• _What you will do_: Go line by line through the entries below and copy those containing the string "USDT永续".

Stored items:

------------

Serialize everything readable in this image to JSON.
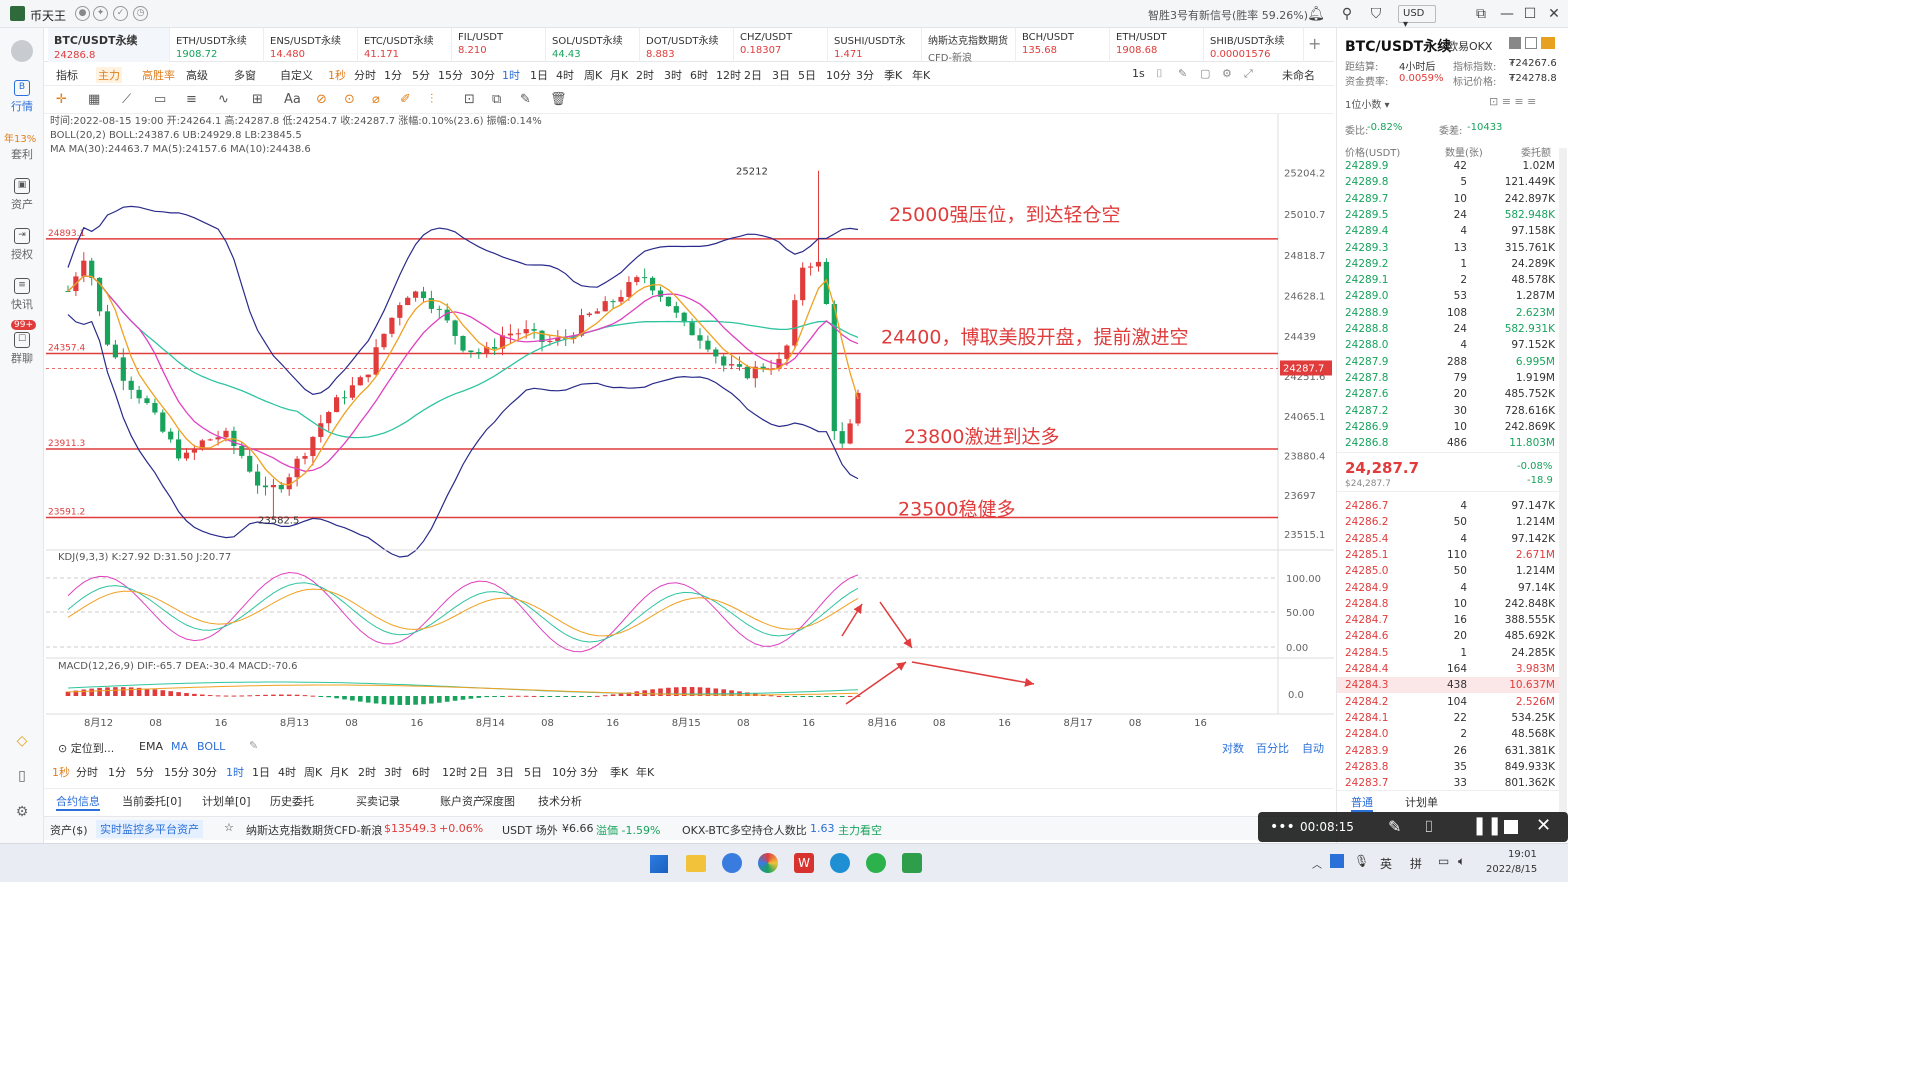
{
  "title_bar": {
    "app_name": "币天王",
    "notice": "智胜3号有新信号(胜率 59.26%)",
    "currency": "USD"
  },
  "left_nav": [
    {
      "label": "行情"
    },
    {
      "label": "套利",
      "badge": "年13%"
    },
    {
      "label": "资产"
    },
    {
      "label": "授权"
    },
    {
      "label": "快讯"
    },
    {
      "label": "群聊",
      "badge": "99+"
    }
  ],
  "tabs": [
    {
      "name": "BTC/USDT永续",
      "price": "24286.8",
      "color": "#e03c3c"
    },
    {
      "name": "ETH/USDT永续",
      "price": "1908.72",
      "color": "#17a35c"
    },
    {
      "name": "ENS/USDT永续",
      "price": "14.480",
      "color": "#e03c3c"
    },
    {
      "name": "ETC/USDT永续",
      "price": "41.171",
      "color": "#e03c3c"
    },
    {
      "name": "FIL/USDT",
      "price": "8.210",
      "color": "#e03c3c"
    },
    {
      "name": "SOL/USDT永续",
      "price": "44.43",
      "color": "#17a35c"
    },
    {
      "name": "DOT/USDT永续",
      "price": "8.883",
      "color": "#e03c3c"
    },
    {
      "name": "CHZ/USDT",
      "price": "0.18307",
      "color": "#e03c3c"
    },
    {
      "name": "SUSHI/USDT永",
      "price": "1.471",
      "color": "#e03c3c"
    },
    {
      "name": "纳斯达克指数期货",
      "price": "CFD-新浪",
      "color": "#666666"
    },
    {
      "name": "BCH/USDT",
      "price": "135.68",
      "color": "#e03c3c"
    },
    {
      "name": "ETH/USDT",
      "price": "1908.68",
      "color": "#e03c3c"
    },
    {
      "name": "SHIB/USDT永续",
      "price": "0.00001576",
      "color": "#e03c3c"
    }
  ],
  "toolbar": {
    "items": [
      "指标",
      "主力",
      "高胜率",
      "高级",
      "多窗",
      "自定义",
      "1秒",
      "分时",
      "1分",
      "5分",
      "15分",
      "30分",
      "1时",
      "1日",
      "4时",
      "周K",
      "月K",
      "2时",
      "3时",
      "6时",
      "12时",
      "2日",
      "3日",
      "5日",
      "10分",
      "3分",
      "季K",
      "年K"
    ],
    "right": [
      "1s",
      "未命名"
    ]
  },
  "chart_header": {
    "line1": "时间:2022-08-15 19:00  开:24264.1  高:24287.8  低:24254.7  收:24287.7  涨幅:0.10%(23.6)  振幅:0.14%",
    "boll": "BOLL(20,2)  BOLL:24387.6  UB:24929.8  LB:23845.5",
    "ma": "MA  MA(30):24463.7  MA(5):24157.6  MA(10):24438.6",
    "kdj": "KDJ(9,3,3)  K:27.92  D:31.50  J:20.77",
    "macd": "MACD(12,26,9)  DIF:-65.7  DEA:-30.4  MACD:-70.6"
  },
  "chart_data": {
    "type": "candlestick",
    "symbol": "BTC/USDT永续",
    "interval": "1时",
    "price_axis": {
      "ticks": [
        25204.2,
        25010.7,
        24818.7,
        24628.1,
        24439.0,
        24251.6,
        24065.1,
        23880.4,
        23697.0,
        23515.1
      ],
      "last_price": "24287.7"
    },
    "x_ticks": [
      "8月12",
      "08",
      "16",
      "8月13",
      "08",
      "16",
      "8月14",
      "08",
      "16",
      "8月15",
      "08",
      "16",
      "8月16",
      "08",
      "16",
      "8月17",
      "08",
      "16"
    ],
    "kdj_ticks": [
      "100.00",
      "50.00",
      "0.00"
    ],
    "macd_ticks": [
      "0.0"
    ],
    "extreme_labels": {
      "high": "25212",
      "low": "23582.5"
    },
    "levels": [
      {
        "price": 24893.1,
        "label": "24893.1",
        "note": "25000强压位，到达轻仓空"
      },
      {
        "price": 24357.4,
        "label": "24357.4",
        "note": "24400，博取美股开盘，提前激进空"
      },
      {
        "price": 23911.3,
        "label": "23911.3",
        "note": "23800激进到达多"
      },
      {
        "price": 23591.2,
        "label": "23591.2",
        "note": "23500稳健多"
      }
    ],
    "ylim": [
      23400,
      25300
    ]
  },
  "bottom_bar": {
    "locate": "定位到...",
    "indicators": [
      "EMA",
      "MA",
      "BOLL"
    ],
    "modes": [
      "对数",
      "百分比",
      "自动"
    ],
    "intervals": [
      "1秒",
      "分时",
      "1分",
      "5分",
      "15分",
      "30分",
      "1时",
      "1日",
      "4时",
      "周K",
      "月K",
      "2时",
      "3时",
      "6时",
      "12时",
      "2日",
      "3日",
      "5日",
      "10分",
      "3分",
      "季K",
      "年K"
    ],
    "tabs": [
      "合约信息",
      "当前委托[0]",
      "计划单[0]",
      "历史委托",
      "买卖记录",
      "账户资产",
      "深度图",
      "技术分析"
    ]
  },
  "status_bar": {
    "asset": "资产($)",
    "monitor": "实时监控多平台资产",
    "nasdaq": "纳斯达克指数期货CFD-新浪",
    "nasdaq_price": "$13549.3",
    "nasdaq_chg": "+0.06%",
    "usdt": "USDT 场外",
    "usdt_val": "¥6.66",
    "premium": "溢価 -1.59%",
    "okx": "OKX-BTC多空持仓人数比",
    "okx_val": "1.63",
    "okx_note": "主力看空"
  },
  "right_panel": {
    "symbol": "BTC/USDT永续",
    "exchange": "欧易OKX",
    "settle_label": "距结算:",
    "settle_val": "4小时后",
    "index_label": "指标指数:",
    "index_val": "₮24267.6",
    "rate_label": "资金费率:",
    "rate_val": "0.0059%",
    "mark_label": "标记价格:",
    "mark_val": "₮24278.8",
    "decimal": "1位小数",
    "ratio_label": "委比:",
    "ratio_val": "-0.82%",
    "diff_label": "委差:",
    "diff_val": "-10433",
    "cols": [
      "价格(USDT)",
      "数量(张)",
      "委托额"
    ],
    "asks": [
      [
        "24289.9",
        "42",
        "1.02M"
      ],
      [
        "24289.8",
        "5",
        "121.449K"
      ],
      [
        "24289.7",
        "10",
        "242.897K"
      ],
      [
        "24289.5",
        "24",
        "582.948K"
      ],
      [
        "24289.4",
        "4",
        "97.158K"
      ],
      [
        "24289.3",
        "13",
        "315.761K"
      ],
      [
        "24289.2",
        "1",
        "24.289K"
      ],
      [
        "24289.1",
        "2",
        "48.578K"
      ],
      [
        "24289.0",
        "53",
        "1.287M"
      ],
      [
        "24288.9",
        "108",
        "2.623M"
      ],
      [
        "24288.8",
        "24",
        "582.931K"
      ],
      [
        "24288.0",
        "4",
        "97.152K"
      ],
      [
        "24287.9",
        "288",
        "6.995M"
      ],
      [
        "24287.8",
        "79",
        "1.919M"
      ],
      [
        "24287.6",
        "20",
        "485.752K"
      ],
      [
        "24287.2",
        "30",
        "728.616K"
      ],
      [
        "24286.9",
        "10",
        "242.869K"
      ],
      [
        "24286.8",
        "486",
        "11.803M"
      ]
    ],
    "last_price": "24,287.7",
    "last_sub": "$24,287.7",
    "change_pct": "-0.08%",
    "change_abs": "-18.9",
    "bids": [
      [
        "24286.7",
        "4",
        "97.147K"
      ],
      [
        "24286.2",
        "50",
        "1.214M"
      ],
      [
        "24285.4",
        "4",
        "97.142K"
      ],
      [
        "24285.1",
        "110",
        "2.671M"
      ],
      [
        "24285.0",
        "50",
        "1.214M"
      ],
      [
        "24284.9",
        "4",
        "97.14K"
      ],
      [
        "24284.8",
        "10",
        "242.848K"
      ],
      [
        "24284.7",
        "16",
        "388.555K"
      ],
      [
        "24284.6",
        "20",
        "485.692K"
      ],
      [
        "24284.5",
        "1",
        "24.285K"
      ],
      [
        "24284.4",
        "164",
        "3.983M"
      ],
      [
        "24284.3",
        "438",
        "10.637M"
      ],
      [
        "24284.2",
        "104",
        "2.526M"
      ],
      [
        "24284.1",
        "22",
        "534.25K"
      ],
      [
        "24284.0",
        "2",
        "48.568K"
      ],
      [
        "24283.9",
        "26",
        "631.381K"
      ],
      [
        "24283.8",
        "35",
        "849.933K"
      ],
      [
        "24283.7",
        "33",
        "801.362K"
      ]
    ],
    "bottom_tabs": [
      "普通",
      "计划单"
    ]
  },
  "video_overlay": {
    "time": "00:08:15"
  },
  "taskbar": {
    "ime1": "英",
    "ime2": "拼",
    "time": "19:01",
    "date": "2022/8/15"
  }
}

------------

• _Result of the exercise_:
      "name": "BTC/USDT永续",
      "name": "ETH/USDT永续",
      "name": "ENS/USDT永续",
      "name": "ETC/USDT永续",
      "name": "SOL/USDT永续",
      "name": "DOT/USDT永续",
      "name": "SHIB/USDT永续",
    "symbol": "BTC/USDT永续",
    "symbol": "BTC/USDT永续",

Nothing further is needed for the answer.